- TASK DIRECTIONS
An exact copy is required of every line from the one with "Parse this screenshot: output" through the end of the data below, and the pictures must stay out of it.

-------- MATERIAL FOR THIS EXERCISE

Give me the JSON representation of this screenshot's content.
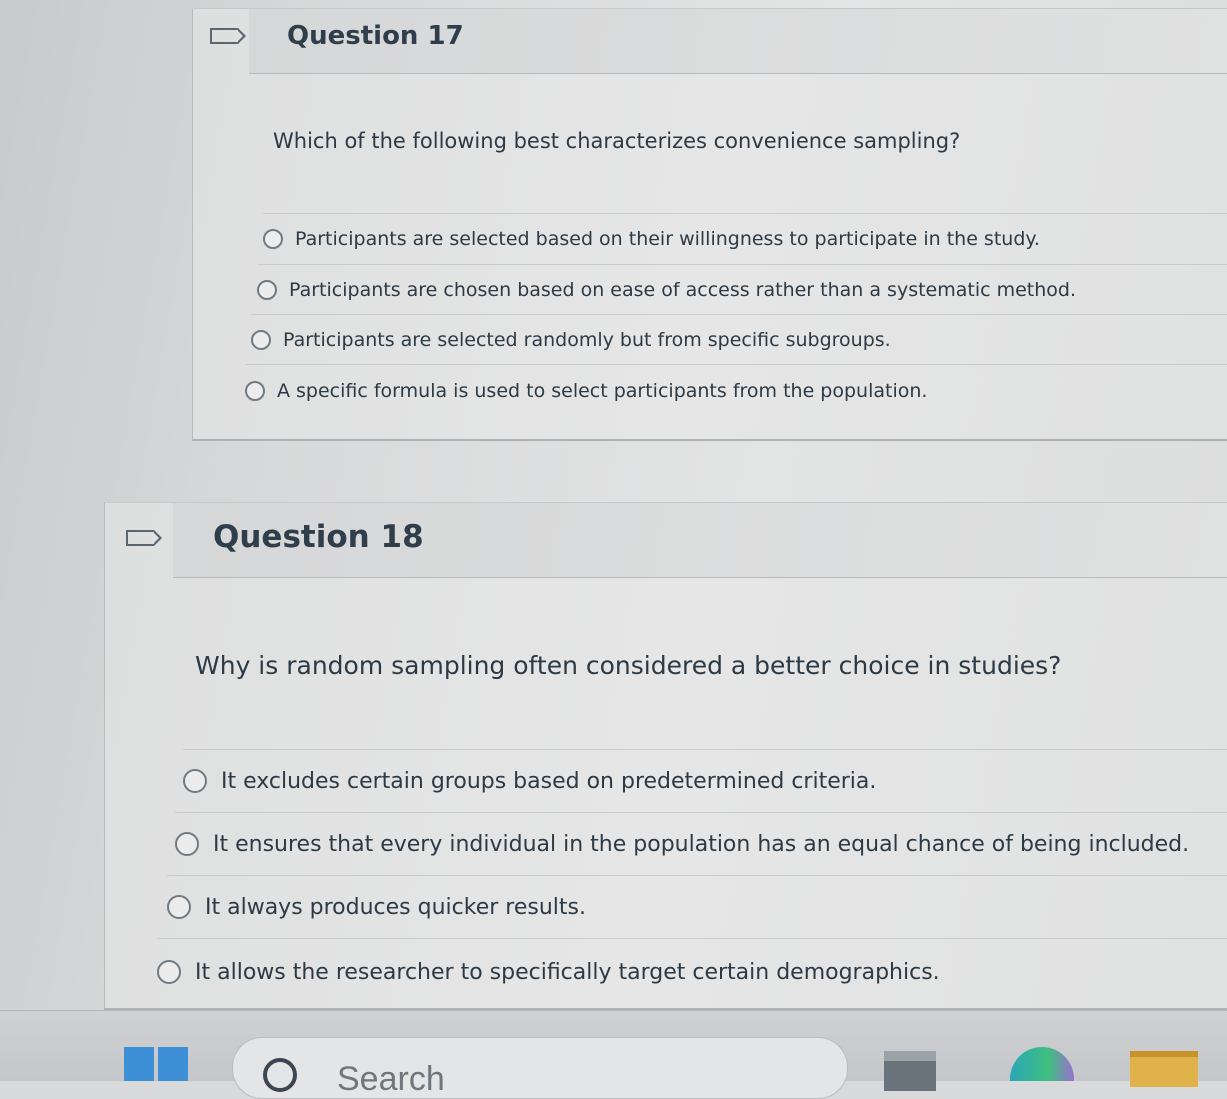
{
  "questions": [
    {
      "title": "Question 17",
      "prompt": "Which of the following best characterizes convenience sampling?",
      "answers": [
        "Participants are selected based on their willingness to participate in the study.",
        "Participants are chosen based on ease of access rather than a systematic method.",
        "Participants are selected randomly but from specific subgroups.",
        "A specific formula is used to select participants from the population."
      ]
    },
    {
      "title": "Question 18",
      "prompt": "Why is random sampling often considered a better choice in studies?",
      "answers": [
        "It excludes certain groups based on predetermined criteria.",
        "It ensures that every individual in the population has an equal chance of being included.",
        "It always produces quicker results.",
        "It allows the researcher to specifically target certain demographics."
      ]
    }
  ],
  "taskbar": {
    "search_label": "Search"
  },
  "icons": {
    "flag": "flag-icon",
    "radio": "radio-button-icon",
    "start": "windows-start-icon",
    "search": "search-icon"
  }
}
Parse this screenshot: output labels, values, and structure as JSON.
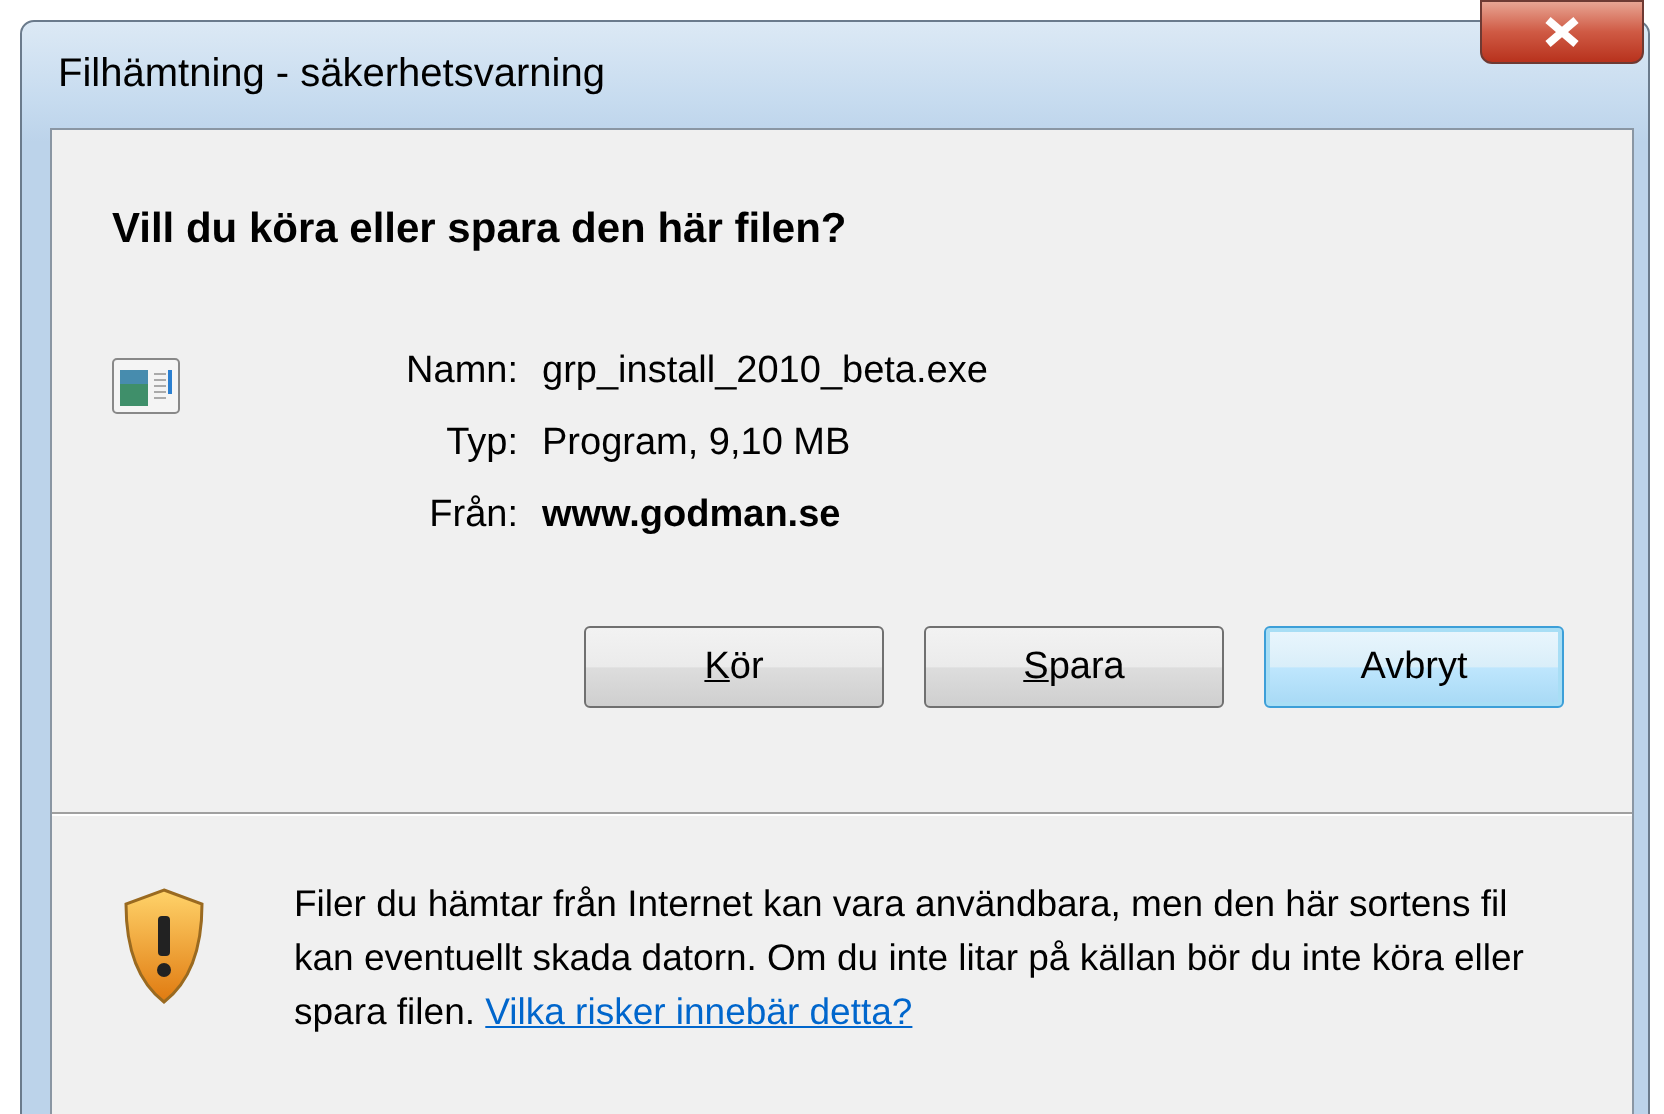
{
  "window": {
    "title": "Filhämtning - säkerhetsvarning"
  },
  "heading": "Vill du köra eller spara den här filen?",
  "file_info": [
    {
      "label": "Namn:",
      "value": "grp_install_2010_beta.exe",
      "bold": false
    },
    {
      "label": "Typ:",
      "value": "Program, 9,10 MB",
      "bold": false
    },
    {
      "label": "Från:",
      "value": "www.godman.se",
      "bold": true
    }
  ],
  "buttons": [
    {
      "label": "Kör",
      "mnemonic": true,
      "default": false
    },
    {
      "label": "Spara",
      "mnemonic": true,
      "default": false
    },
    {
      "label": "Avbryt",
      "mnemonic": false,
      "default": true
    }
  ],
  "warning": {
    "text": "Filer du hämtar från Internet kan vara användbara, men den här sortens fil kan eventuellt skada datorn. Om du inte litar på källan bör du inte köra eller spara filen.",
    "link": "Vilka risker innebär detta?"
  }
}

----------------

- RESPONSE TO THE EXERCISE
Parse this screenshot: output labels, values, and structure as JSON.
{
  "window": {
    "title": "Filhämtning - säkerhetsvarning"
  },
  "heading": "Vill du köra eller spara den här filen?",
  "file_info": [
    {
      "label": "Namn:",
      "value": "grp_install_2010_beta.exe",
      "bold": false
    },
    {
      "label": "Typ:",
      "value": "Program, 9,10 MB",
      "bold": false
    },
    {
      "label": "Från:",
      "value": "www.godman.se",
      "bold": true
    }
  ],
  "buttons": [
    {
      "label": "Kör",
      "mnemonic": true,
      "default": false
    },
    {
      "label": "Spara",
      "mnemonic": true,
      "default": false
    },
    {
      "label": "Avbryt",
      "mnemonic": false,
      "default": true
    }
  ],
  "warning": {
    "text": "Filer du hämtar från Internet kan vara användbara, men den här sortens fil kan eventuellt skada datorn. Om du inte litar på källan bör du inte köra eller spara filen.",
    "link": "Vilka risker innebär detta?"
  }
}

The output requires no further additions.